Three trim levels were offered — LX, Touring and Limited — with each getting its own specific engine. LX got a 175-hp 3.3-liter V-6 with a four-speed automatic transmission; Touring used a 197-hp, 3.8-liter V-6 with a six-speed automatic; and Limited got a 251-horsepower 4.0-liter V-6 with a six-speed automatic. This latter combination makes the Limited the Chrysler Town & Country of choice for early 5th generation models.
Chrysler Town & Country: Current Version
We said early 5th generation versions earlier because the current Chrysler Town & Country, while significantly reworked for model year 2011, is still considered a part of 5th generation for the model nonetheless. However, it is improved considerably over the ’08 to’10 issues.
The suspension was reworked to improve ride and handling, while Chrysler’s new 283-horsepower, 3.6-liter Pentastar V-6 engine replaced all the older engine choices across the board. Upscale features like automatic headlights and wipers, a power tailgate, rear parking sensors, power-adjustable pedals and driver seat, and a touchscreen stereo interface are standard features.
If you really want to get jiggy with your Town & Country, you can go for serious luxury with heated leather seats, a heated steering wheel and xenon headlights. But wait, there’s more! How about rear window shades, a power-folding third row and a twin-screen entertainment system with Sirius TV? Chrysler is now quite serious about running in the segment it used to own.
Chrysler Town & Country: Summary
All in all, we have a bit of difficulty recommending Town & Countrys built between 2000 and 2010. There were a number of reliability issues, more than an average rate of recalls, and the vehicles were just not as well built, powered, or equipped as the competition.
If you have the means, and absolutely MUST have a Town & Country, the 2011 model is looking pretty good so far. But this is a used car buyer’s guide, so plugging that one that kinda defeats our purpose doesn’t it? The good news is everyone pretty much knows those other versions of the Town & Country aren’t the sharpest kids in the class — and they are priced accordingly.
We always advise running an Internet search for recalls, and you’d do extra well to do so in this case. Similarly, you absolutely want to make sure you get a pre-purchase inspection done by a trusted professional mechanic — one solidly versed in Chrysler’s minivans — before you buy.
You may also be interested in...
Chrysler, Fiat and Lancia to Merge Future Lineups
10 Things You Need To Know About The 2012 Chrysler Town & Country
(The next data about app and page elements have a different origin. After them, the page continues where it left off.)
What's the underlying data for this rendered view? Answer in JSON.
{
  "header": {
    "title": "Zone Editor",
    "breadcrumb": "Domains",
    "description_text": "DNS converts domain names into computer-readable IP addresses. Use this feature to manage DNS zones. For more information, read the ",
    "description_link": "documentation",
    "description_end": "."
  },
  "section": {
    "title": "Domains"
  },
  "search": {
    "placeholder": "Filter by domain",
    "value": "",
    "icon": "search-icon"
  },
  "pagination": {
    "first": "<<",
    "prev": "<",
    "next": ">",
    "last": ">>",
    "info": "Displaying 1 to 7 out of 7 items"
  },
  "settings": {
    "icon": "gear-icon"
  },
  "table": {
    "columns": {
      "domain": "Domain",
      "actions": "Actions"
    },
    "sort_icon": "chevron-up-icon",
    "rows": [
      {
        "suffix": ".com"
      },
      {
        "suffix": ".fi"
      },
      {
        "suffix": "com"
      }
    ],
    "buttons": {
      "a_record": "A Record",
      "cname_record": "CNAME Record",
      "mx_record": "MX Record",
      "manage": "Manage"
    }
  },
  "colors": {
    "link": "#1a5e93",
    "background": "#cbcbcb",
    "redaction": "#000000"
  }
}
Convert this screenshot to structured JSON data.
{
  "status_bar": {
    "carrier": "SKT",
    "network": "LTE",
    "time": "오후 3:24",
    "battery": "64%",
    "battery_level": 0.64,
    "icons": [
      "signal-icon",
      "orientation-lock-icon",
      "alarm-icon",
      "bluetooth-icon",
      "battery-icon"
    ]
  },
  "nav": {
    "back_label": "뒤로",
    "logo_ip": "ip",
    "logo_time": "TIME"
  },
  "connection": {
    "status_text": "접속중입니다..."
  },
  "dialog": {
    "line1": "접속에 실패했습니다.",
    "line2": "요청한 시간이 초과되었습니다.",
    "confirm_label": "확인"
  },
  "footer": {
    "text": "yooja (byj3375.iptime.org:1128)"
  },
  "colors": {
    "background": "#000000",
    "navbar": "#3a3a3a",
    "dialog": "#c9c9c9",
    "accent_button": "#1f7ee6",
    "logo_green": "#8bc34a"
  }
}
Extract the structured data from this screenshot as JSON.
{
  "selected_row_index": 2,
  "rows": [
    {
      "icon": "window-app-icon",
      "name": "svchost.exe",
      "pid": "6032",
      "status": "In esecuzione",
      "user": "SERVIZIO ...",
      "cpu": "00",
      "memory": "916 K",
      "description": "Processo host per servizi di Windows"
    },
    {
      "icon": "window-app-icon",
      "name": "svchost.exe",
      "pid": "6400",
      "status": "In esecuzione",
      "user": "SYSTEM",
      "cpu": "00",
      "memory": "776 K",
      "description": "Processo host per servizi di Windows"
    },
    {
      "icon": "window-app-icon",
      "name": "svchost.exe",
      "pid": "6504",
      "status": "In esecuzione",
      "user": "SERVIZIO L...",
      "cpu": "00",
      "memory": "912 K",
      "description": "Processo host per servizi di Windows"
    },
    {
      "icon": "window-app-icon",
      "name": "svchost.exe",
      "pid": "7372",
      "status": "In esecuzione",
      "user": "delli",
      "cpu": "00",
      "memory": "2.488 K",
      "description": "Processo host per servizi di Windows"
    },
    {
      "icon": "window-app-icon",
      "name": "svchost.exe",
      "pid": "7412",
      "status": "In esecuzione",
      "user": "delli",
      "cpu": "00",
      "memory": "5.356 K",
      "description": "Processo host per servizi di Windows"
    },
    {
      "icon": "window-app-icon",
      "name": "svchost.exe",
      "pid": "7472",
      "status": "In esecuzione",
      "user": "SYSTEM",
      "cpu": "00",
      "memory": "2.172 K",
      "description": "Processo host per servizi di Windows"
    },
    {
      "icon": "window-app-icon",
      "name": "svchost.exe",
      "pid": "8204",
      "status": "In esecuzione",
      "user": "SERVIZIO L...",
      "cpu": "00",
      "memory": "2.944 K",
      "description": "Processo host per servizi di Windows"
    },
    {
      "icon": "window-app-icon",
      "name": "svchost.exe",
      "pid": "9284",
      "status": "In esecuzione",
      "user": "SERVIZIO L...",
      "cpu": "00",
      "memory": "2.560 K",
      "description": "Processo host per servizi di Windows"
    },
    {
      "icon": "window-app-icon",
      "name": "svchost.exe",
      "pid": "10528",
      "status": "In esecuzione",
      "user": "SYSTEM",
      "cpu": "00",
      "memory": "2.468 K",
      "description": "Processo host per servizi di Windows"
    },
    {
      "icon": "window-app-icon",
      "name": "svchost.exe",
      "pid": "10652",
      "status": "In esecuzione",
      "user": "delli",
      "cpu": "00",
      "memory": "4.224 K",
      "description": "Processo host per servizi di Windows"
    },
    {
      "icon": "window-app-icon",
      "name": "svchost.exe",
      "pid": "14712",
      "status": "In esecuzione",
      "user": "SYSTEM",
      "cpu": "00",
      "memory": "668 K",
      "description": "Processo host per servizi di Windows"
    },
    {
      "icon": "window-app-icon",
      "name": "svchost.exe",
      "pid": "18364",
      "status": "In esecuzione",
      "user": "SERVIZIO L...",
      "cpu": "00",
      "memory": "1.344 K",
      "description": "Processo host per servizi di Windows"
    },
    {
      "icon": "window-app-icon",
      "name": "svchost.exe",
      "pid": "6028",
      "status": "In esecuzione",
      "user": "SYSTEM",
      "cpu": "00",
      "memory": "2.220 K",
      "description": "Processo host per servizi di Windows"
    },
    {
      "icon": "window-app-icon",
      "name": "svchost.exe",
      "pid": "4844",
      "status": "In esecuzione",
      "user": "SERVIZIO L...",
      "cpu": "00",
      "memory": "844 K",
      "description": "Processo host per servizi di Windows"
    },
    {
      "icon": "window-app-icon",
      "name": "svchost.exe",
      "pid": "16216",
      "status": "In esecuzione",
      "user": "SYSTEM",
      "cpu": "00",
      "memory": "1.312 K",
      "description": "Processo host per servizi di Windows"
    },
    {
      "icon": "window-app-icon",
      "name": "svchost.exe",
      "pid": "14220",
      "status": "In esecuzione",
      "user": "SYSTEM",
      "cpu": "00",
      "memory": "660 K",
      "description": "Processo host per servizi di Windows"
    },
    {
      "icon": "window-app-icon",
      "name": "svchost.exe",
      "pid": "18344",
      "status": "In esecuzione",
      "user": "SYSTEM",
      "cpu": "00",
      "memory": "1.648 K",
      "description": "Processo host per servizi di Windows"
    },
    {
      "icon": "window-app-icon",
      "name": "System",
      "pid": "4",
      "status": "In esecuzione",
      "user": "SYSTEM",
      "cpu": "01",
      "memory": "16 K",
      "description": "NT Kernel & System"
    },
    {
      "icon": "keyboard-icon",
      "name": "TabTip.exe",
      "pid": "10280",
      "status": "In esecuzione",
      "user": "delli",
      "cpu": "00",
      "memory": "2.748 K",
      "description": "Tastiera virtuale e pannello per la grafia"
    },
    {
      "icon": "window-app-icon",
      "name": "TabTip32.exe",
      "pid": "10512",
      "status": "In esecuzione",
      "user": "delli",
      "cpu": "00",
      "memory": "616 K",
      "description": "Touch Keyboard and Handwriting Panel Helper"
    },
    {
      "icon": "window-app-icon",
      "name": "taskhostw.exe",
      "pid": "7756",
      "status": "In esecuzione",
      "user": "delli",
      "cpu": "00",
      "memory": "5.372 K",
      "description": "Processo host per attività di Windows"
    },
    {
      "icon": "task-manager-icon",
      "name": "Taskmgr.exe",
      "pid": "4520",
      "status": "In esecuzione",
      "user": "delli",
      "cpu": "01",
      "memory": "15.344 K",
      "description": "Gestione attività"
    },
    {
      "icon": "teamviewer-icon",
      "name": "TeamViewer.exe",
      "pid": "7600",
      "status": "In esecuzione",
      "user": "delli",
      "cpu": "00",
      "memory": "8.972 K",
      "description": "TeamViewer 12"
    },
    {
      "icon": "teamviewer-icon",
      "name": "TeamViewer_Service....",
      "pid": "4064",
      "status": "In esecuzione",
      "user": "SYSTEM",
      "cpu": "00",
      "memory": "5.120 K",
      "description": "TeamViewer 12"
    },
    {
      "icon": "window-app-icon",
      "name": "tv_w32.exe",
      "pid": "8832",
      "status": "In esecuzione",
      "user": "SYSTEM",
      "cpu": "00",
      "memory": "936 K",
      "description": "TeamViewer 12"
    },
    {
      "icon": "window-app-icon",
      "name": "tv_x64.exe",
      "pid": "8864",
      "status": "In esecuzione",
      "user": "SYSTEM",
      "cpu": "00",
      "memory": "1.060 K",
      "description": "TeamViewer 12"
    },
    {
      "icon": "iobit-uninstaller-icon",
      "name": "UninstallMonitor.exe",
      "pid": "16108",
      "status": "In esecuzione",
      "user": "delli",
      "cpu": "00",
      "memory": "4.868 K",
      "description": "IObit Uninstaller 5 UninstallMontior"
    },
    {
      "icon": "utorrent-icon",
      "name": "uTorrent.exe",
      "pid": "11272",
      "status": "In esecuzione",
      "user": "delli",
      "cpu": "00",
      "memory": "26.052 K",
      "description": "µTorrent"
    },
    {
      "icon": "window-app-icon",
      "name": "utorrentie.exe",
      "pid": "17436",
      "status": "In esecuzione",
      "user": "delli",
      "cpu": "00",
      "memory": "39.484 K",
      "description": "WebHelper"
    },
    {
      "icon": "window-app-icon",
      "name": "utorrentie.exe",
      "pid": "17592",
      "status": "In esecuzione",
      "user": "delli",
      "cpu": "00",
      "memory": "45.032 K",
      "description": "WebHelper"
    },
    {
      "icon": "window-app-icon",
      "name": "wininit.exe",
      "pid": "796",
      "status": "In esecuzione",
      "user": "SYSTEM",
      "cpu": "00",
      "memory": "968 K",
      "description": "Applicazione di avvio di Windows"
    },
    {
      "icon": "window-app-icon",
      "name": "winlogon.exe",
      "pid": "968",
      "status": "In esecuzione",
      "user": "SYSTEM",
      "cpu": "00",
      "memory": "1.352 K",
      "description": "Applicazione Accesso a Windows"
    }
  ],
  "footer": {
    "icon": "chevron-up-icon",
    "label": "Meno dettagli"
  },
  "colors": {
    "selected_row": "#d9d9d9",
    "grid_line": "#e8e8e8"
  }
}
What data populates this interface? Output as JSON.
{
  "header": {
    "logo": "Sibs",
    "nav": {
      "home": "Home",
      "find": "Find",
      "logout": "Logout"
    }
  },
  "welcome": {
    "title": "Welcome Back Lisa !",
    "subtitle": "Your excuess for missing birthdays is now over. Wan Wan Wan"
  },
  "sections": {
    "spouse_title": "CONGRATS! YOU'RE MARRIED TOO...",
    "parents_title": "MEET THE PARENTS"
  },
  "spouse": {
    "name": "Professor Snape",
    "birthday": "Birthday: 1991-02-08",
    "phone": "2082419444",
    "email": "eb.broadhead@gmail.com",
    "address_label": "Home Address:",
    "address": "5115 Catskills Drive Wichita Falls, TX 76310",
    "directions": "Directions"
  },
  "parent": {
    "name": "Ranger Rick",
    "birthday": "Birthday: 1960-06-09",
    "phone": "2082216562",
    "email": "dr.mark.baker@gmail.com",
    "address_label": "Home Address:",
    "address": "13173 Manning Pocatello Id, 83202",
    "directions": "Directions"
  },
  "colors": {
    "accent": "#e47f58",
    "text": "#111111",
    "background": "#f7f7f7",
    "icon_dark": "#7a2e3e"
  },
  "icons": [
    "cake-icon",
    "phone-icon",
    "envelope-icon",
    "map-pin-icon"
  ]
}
2012 Chrysler Town & Country: Video Road Test and Review
Detroit News: Chrysler Town & Country Is “Best Family Hauler”
Autobytel Top 10: Best Cars for the Tailgate Party
2012 Nissan NV Road Test & Review